The Senior Professor of Sociology comments on the midterm elections in the United States.
Yesterday, after a turbulent run-up, elections were held for new Senators and House Representatives. Helmut K. Anheier, Senior Professor of Sociology and former President of the Hertie School, comments on what the results mean – and do not mean – for democracy in the United States, and how they could affect Europe.
While there was no 'red wave', the Republicans are poised to win the House and possibly even the Senate. Will Biden still be able to govern, or do you expect gridlock?
Of course, he will be able to govern, but the next two years will be a stress test. Republicans will do everything they can to block as many initiatives as possible. At the same time, we should keep in mind that the shift we now witness has been the pattern in all but one midterm election for over three decades, with the 2002 elections being an exception as the country was still reeling from the 11 September terrorist attacks. As presidents did before him, Biden will issue more presidential orders to bypass Congress.

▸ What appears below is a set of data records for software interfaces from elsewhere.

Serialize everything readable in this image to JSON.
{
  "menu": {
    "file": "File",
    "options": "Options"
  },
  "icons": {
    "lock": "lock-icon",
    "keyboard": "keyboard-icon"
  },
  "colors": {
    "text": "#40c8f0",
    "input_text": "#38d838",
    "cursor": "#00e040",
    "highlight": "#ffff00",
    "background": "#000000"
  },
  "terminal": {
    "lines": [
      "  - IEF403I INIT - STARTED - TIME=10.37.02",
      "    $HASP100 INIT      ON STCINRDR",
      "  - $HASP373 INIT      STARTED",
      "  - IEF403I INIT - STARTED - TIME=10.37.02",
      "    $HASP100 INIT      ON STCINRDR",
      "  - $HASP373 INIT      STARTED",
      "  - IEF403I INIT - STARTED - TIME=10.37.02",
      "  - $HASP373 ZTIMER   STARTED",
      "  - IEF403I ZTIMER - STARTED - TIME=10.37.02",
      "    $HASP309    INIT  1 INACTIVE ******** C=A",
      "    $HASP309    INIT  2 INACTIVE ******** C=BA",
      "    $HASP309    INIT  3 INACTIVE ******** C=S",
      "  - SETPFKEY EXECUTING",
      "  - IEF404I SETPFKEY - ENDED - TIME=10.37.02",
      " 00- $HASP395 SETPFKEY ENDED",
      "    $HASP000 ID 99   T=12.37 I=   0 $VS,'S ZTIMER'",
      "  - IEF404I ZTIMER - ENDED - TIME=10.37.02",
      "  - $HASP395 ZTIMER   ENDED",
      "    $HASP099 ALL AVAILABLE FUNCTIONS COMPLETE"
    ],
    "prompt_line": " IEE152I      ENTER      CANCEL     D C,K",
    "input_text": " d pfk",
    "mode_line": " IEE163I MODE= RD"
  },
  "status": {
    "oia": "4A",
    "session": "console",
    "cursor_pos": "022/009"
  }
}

Also recall that some of the gridlock Biden experienced came from his own party, which led many legislative reform initiatives to be seriously delayed and watered down.
Do you expect the quality of democracy to deteriorate due to the election results?
Unfortunately, the quality of US democracy will deteriorate regardless of the election outcome. As part of the Berggruen Governance Index, we showed that the country – often lauded as the 'oldest democracy in the world' and the 'leader of the free world' – has fallen on hard times. In addition to headline-grabbing political events such as 6 January coup attempt that reveal the extent of political dysfunction in the country, data indicate that overall democratic accountability has been declining for years: On the one hand, American democracy has suffered from neglect, with low electoral participation and lack of much needed reforms to make the system more representative of the popular will, for example by doing away with the electoral college. On the other hand, the Republican party, obsessed with power, has done its best to undermine the democratic system by changing electoral laws in its favour whenever possible. The Democrats have failed to mount an effective challenge against it by not speaking with one voice. The power politics of the Republicans trump the identity politics of the Democrats.
To save American democracy from declining even further, drastic action will be required to reverse these troubling trends. What makes one nonetheless hopeful is that the country has been at such critical junctures before and has emerged all the stronger.
What could the election results mean for Germany and Europe?
First, a Republican win could mean greater uncertainty in America’s support of Ukraine, which would strengthen Russia’s hand and make more support from Ukraine’s European partners necessary. Second, a Republican win means an even firmer protectionist stance towards Europe, which would affect the German economy negatively. But we should bear in mind that this stance would simply be a continuation of Biden’s policies that aim at repatriating supply chains. For example, the Inflation Reduction Act (which requires 75% US content for manufacturers to receive significant government subsidies that are also much higher than the EU’s) is already an important tool to re-industrialise the country. Some large German corporations like BMW and Siemens are increasing production capacities in the US in response. The Chips & Science Act and the much stricter export controls serve similar purposes. These latter measures are directed mostly against China, but Europe could be affected as well.
See Berggruen Governance Index for an analysis of the United States in an international comparison.